WHAT TO PRODUCE »
Take the entries below and return them unchanged.
**** GIVEN RECORDS ****
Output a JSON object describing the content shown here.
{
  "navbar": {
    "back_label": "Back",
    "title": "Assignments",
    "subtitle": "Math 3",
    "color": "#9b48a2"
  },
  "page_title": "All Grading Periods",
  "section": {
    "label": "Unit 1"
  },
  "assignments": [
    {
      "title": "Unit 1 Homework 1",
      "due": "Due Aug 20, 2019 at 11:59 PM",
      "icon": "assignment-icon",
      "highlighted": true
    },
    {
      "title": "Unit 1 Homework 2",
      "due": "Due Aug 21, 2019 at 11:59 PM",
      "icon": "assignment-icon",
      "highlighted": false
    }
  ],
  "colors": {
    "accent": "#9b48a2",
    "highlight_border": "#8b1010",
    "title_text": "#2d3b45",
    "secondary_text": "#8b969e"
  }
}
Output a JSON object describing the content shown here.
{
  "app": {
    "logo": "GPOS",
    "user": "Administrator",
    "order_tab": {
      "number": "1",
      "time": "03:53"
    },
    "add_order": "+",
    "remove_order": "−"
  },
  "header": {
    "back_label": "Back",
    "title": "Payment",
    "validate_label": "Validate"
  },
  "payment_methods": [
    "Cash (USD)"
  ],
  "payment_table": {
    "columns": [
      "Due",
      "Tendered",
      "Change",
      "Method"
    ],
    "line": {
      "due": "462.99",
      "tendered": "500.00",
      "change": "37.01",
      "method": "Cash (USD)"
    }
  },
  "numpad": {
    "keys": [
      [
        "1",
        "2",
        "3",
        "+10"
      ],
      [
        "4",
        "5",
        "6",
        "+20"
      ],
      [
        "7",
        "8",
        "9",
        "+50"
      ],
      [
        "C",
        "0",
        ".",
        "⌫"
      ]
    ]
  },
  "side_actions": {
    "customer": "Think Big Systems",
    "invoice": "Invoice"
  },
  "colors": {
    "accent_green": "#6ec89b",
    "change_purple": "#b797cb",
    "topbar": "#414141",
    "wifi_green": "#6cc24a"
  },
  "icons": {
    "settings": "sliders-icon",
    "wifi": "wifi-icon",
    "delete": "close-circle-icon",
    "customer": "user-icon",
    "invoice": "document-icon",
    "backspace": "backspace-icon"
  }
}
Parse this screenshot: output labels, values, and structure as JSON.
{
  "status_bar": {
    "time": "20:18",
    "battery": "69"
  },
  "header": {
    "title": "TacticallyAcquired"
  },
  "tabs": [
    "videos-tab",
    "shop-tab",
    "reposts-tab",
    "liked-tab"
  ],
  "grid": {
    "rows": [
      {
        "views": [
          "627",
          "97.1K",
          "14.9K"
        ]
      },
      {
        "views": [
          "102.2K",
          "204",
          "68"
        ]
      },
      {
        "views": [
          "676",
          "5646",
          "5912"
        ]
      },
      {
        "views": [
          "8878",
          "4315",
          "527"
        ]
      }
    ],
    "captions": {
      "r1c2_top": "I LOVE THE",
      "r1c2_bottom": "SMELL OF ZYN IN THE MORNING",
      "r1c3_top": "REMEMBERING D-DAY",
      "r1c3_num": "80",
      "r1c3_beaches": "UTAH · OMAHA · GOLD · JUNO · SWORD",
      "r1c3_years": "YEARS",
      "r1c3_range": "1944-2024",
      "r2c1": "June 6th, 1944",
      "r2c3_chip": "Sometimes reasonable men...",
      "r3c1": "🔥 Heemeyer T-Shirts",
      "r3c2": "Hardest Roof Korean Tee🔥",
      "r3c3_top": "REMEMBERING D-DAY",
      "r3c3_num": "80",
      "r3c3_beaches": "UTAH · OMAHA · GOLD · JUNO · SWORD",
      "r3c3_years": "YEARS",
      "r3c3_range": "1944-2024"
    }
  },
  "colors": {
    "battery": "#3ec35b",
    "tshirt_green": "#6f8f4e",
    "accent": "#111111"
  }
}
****
ANSWER FOR THE TASK »
Output a JSON object describing the content shown here.
{
  "navbar": {
    "back_label": "Back",
    "title": "Assignments",
    "subtitle": "Math 3",
    "color": "#9b48a2"
  },
  "page_title": "All Grading Periods",
  "section": {
    "label": "Unit 1"
  },
  "assignments": [
    {
      "title": "Unit 1 Homework 1",
      "due": "Due Aug 20, 2019 at 11:59 PM",
      "icon": "assignment-icon",
      "highlighted": true
    },
    {
      "title": "Unit 1 Homework 2",
      "due": "Due Aug 21, 2019 at 11:59 PM",
      "icon": "assignment-icon",
      "highlighted": false
    }
  ],
  "colors": {
    "accent": "#9b48a2",
    "highlight_border": "#8b1010",
    "title_text": "#2d3b45",
    "secondary_text": "#8b969e"
  }
}
Output a JSON object describing the content shown here.
{
  "app": {
    "logo": "GPOS",
    "user": "Administrator",
    "order_tab": {
      "number": "1",
      "time": "03:53"
    },
    "add_order": "+",
    "remove_order": "−"
  },
  "header": {
    "back_label": "Back",
    "title": "Payment",
    "validate_label": "Validate"
  },
  "payment_methods": [
    "Cash (USD)"
  ],
  "payment_table": {
    "columns": [
      "Due",
      "Tendered",
      "Change",
      "Method"
    ],
    "line": {
      "due": "462.99",
      "tendered": "500.00",
      "change": "37.01",
      "method": "Cash (USD)"
    }
  },
  "numpad": {
    "keys": [
      [
        "1",
        "2",
        "3",
        "+10"
      ],
      [
        "4",
        "5",
        "6",
        "+20"
      ],
      [
        "7",
        "8",
        "9",
        "+50"
      ],
      [
        "C",
        "0",
        ".",
        "⌫"
      ]
    ]
  },
  "side_actions": {
    "customer": "Think Big Systems",
    "invoice": "Invoice"
  },
  "colors": {
    "accent_green": "#6ec89b",
    "change_purple": "#b797cb",
    "topbar": "#414141",
    "wifi_green": "#6cc24a"
  },
  "icons": {
    "settings": "sliders-icon",
    "wifi": "wifi-icon",
    "delete": "close-circle-icon",
    "customer": "user-icon",
    "invoice": "document-icon",
    "backspace": "backspace-icon"
  }
}
Parse this screenshot: output labels, values, and structure as JSON.
{
  "status_bar": {
    "time": "20:18",
    "battery": "69"
  },
  "header": {
    "title": "TacticallyAcquired"
  },
  "tabs": [
    "videos-tab",
    "shop-tab",
    "reposts-tab",
    "liked-tab"
  ],
  "grid": {
    "rows": [
      {
        "views": [
          "627",
          "97.1K",
          "14.9K"
        ]
      },
      {
        "views": [
          "102.2K",
          "204",
          "68"
        ]
      },
      {
        "views": [
          "676",
          "5646",
          "5912"
        ]
      },
      {
        "views": [
          "8878",
          "4315",
          "527"
        ]
      }
    ],
    "captions": {
      "r1c2_top": "I LOVE THE",
      "r1c2_bottom": "SMELL OF ZYN IN THE MORNING",
      "r1c3_top": "REMEMBERING D-DAY",
      "r1c3_num": "80",
      "r1c3_beaches": "UTAH · OMAHA · GOLD · JUNO · SWORD",
      "r1c3_years": "YEARS",
      "r1c3_range": "1944-2024",
      "r2c1": "June 6th, 1944",
      "r2c3_chip": "Sometimes reasonable men...",
      "r3c1": "🔥 Heemeyer T-Shirts",
      "r3c2": "Hardest Roof Korean Tee🔥",
      "r3c3_top": "REMEMBERING D-DAY",
      "r3c3_num": "80",
      "r3c3_beaches": "UTAH · OMAHA · GOLD · JUNO · SWORD",
      "r3c3_years": "YEARS",
      "r3c3_range": "1944-2024"
    }
  },
  "colors": {
    "battery": "#3ec35b",
    "tshirt_green": "#6f8f4e",
    "accent": "#111111"
  }
}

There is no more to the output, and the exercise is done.